(Your goal):
In the entries below, how many lines include "JSON"? Reply with the number and nothing more.

(Input data):
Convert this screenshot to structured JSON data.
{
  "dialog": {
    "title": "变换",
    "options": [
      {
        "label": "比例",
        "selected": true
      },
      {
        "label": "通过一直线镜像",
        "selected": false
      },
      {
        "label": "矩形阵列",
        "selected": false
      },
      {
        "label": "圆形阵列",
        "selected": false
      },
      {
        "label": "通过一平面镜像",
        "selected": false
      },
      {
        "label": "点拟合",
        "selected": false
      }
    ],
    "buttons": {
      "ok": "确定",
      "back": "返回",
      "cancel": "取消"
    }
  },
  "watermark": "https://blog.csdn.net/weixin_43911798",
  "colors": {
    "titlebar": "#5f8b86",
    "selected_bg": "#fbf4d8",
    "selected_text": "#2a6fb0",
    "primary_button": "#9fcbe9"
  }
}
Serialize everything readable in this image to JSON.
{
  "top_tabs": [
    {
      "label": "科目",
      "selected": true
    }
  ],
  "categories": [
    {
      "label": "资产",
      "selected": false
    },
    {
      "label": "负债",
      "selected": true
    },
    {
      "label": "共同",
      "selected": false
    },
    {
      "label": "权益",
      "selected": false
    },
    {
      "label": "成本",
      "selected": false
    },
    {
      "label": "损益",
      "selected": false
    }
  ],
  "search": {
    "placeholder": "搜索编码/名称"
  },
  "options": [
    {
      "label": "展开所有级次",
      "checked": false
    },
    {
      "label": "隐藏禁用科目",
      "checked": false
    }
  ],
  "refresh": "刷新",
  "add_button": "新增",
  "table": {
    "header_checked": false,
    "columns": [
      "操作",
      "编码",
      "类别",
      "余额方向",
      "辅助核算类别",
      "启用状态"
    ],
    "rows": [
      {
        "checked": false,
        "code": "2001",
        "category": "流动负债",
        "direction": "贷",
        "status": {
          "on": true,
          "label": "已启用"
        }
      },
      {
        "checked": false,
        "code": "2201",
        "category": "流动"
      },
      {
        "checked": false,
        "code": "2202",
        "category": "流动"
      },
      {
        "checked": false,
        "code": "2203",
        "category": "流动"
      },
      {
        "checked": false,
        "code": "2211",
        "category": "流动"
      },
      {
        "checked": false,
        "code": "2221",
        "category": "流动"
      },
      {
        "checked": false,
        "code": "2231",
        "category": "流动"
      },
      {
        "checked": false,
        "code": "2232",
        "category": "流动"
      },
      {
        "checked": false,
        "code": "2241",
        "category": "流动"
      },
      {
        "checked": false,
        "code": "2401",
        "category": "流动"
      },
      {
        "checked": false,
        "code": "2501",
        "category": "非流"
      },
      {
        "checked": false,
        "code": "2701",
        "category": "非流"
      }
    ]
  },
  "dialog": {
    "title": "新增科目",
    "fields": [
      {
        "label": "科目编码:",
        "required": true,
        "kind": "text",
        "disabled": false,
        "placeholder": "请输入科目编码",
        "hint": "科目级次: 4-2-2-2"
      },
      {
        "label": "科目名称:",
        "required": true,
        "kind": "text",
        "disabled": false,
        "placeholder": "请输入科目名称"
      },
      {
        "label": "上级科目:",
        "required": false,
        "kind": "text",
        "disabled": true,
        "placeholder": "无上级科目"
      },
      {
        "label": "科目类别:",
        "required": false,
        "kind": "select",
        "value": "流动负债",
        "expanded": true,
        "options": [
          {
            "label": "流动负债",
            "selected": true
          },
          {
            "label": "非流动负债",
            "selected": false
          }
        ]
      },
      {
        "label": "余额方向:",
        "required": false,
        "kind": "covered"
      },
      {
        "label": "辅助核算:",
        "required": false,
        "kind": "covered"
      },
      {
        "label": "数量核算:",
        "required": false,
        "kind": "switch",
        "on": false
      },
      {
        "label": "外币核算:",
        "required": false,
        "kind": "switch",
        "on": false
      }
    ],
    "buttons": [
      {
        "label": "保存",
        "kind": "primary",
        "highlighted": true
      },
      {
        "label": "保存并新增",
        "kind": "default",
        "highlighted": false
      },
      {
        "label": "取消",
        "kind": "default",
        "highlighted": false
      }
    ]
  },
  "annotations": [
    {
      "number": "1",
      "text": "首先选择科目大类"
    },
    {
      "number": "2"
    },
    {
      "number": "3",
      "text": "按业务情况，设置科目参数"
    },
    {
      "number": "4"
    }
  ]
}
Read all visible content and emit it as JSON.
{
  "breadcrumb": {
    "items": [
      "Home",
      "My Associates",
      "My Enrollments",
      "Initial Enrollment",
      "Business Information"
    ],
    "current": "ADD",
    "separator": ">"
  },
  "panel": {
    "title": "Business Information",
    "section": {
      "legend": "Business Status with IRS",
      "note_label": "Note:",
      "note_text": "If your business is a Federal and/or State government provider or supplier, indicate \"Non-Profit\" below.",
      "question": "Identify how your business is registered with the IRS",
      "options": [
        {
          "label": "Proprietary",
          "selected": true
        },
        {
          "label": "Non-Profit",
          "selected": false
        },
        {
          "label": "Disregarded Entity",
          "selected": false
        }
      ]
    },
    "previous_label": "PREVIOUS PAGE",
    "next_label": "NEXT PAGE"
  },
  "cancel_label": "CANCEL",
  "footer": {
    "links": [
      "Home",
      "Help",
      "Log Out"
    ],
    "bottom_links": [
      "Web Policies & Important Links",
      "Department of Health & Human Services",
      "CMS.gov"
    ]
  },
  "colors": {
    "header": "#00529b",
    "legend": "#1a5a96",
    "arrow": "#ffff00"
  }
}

(Written solution):
3